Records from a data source
*** Block opens ***
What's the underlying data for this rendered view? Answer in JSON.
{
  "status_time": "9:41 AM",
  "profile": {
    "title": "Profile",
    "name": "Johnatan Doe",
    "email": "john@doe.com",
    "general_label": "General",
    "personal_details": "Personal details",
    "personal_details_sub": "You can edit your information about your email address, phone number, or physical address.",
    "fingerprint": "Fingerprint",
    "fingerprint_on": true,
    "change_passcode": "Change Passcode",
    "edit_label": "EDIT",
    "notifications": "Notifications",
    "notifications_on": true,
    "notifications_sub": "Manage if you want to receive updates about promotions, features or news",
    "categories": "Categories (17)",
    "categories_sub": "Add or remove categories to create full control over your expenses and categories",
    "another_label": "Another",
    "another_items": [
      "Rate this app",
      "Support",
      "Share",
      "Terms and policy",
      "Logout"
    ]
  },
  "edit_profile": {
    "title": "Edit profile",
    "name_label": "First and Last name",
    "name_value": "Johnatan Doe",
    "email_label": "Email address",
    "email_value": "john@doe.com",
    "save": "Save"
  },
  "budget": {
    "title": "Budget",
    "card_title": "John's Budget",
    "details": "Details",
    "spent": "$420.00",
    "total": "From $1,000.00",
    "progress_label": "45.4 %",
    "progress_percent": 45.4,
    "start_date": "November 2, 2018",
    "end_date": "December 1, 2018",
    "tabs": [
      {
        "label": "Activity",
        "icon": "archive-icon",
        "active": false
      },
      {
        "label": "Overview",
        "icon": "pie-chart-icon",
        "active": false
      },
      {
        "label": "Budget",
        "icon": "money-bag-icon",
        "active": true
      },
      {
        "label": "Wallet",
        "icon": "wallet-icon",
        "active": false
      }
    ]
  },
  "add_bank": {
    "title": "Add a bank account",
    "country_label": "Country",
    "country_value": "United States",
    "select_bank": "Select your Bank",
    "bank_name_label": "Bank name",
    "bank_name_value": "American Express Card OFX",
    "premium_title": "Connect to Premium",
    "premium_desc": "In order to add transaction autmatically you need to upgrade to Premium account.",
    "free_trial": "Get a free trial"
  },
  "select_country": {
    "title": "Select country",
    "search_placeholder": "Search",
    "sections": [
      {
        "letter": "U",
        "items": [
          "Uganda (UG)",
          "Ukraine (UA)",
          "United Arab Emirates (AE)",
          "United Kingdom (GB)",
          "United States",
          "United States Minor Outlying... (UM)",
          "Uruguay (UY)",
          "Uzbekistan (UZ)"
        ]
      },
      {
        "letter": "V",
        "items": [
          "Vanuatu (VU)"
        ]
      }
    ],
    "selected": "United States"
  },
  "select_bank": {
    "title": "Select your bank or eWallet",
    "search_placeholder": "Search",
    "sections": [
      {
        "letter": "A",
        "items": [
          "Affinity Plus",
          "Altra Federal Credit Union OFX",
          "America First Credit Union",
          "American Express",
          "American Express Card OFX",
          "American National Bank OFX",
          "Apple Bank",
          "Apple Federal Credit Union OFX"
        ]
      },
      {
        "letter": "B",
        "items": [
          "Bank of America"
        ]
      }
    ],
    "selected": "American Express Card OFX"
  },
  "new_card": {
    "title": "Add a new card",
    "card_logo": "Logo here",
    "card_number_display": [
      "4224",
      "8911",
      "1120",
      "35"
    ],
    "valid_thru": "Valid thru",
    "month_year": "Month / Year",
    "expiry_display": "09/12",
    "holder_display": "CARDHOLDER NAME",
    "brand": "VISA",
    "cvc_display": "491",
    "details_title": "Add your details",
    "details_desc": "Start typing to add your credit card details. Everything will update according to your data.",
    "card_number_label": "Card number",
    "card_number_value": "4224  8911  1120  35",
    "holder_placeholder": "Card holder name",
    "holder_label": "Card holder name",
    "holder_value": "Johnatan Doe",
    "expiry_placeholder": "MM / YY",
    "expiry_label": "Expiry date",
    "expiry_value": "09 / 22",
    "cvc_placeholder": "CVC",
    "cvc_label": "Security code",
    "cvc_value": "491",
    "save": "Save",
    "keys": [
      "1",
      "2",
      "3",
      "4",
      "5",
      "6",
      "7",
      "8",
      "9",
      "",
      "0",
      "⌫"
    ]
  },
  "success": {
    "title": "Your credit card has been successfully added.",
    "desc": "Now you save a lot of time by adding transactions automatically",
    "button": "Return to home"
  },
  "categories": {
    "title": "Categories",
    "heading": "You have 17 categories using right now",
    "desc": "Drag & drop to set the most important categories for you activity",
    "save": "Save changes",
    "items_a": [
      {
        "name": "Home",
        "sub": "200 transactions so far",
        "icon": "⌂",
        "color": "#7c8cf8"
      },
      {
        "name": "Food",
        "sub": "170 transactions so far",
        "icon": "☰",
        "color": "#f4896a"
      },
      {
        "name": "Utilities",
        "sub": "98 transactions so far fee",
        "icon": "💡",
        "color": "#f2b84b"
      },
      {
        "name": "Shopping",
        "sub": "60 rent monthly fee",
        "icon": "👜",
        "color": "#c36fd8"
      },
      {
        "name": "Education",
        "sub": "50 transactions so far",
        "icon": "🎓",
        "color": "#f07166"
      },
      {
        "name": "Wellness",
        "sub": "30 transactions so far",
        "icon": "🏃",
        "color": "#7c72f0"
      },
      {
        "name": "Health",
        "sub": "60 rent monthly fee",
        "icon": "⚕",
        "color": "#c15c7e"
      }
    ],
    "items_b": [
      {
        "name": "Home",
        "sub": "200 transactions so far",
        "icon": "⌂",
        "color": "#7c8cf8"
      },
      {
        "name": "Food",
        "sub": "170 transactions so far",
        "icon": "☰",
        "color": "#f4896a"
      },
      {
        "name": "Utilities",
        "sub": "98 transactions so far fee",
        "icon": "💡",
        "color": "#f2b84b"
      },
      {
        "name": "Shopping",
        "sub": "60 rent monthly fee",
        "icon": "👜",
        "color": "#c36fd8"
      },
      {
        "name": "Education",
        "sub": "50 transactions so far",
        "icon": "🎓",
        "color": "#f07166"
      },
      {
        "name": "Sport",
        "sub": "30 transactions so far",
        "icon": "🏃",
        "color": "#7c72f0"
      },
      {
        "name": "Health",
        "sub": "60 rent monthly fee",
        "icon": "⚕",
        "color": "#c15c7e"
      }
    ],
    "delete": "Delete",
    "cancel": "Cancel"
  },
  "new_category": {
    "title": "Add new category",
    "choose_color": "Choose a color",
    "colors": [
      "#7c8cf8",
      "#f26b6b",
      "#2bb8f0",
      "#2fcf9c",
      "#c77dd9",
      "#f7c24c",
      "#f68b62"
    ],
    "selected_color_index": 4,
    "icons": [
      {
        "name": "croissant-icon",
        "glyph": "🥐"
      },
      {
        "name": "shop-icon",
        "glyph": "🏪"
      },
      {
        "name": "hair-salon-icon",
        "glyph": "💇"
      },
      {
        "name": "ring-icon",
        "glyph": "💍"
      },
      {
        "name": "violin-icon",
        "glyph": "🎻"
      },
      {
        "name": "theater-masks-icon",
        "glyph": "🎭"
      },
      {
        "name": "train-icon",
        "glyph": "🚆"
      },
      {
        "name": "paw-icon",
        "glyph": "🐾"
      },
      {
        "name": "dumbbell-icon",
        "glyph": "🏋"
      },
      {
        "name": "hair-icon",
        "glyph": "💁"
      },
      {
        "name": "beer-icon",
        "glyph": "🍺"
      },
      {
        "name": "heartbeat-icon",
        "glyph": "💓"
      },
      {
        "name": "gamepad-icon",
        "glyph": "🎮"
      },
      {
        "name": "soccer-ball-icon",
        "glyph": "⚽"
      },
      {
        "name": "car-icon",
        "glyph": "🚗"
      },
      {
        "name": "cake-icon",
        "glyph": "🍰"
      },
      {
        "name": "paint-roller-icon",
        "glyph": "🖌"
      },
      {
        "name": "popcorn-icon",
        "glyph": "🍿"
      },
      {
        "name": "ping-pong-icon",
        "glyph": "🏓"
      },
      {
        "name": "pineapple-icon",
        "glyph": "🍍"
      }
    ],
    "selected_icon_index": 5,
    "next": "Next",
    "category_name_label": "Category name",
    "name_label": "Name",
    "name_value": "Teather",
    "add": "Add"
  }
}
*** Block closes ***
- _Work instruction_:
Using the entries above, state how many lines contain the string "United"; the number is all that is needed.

- _Written solution_:
6